WORK TO COMPLETE: Without including any pictures, write out the data below exactly.

[Items from a data source]
━━━━━━━━━━━━━━━━

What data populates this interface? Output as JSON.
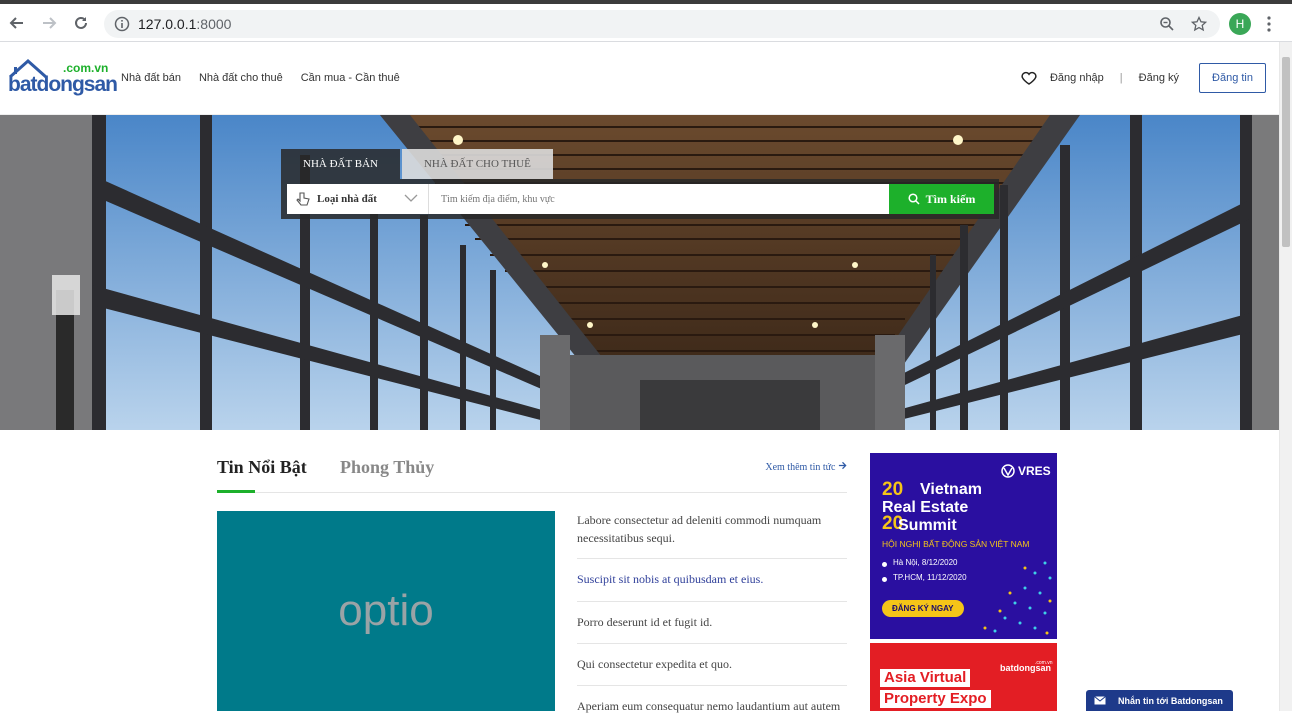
{
  "browser": {
    "url_host": "127.0.0.1",
    "url_port": ":8000",
    "profile_initial": "H"
  },
  "header": {
    "logo_domain": ".com.vn",
    "logo_name": "batdongsan",
    "menu": [
      "Nhà đất bán",
      "Nhà đất cho thuê",
      "Cần mua - Cần thuê"
    ],
    "login": "Đăng nhập",
    "separator": "|",
    "register": "Đăng ký",
    "post": "Đăng tin"
  },
  "search": {
    "tabs": [
      "NHÀ ĐẤT BÁN",
      "NHÀ ĐẤT CHO THUÊ"
    ],
    "type_label": "Loại nhà đất",
    "placeholder": "Tìm kiếm địa điểm, khu vực",
    "button": "Tìm kiếm"
  },
  "news": {
    "tab_featured": "Tin Nổi Bật",
    "tab_fengshui": "Phong Thủy",
    "more": "Xem thêm tin tức",
    "featured_image_text": "optio",
    "items": [
      "Labore consectetur ad deleniti commodi numquam necessitatibus sequi.",
      "Suscipit sit nobis at quibusdam et eius.",
      "Porro deserunt id et fugit id.",
      "Qui consectetur expedita et quo.",
      "Aperiam eum consequatur nemo laudantium aut autem"
    ]
  },
  "ads": {
    "vres": {
      "brand": "VRES",
      "year_top": "20",
      "year_bottom": "20",
      "title_1": "Vietnam",
      "title_2": "Real Estate",
      "title_3": "Summit",
      "subtitle": "HỘI NGHỊ BẤT ĐỘNG SẢN VIỆT NAM",
      "event_1": "Hà Nội, 8/12/2020",
      "event_2": "TP.HCM, 11/12/2020",
      "cta": "ĐĂNG KÝ NGAY"
    },
    "expo": {
      "line1": "Asia Virtual",
      "line2": "Property Expo",
      "logo_domain": ".com.vn",
      "logo_name": "batdongsan"
    }
  },
  "chat": {
    "label": "Nhắn tin tới Batdongsan"
  },
  "colors": {
    "brand_blue": "#2f5aa6",
    "search_green": "#1db02b",
    "featured_bg": "#007a8a",
    "vres_bg": "#2a0fa0",
    "expo_bg": "#e31e24"
  }
}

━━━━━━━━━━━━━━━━

WRITTEN ANSWER:
What data populates this interface? Output as JSON.
{
  "browser": {
    "url_host": "127.0.0.1",
    "url_port": ":8000",
    "profile_initial": "H"
  },
  "header": {
    "logo_domain": ".com.vn",
    "logo_name": "batdongsan",
    "menu": [
      "Nhà đất bán",
      "Nhà đất cho thuê",
      "Cần mua - Cần thuê"
    ],
    "login": "Đăng nhập",
    "separator": "|",
    "register": "Đăng ký",
    "post": "Đăng tin"
  },
  "search": {
    "tabs": [
      "NHÀ ĐẤT BÁN",
      "NHÀ ĐẤT CHO THUÊ"
    ],
    "type_label": "Loại nhà đất",
    "placeholder": "Tìm kiếm địa điểm, khu vực",
    "button": "Tìm kiếm"
  },
  "news": {
    "tab_featured": "Tin Nổi Bật",
    "tab_fengshui": "Phong Thủy",
    "more": "Xem thêm tin tức",
    "featured_image_text": "optio",
    "items": [
      "Labore consectetur ad deleniti commodi numquam necessitatibus sequi.",
      "Suscipit sit nobis at quibusdam et eius.",
      "Porro deserunt id et fugit id.",
      "Qui consectetur expedita et quo.",
      "Aperiam eum consequatur nemo laudantium aut autem"
    ]
  },
  "ads": {
    "vres": {
      "brand": "VRES",
      "year_top": "20",
      "year_bottom": "20",
      "title_1": "Vietnam",
      "title_2": "Real Estate",
      "title_3": "Summit",
      "subtitle": "HỘI NGHỊ BẤT ĐỘNG SẢN VIỆT NAM",
      "event_1": "Hà Nội, 8/12/2020",
      "event_2": "TP.HCM, 11/12/2020",
      "cta": "ĐĂNG KÝ NGAY"
    },
    "expo": {
      "line1": "Asia Virtual",
      "line2": "Property Expo",
      "logo_domain": ".com.vn",
      "logo_name": "batdongsan"
    }
  },
  "chat": {
    "label": "Nhắn tin tới Batdongsan"
  },
  "colors": {
    "brand_blue": "#2f5aa6",
    "search_green": "#1db02b",
    "featured_bg": "#007a8a",
    "vres_bg": "#2a0fa0",
    "expo_bg": "#e31e24"
  }
}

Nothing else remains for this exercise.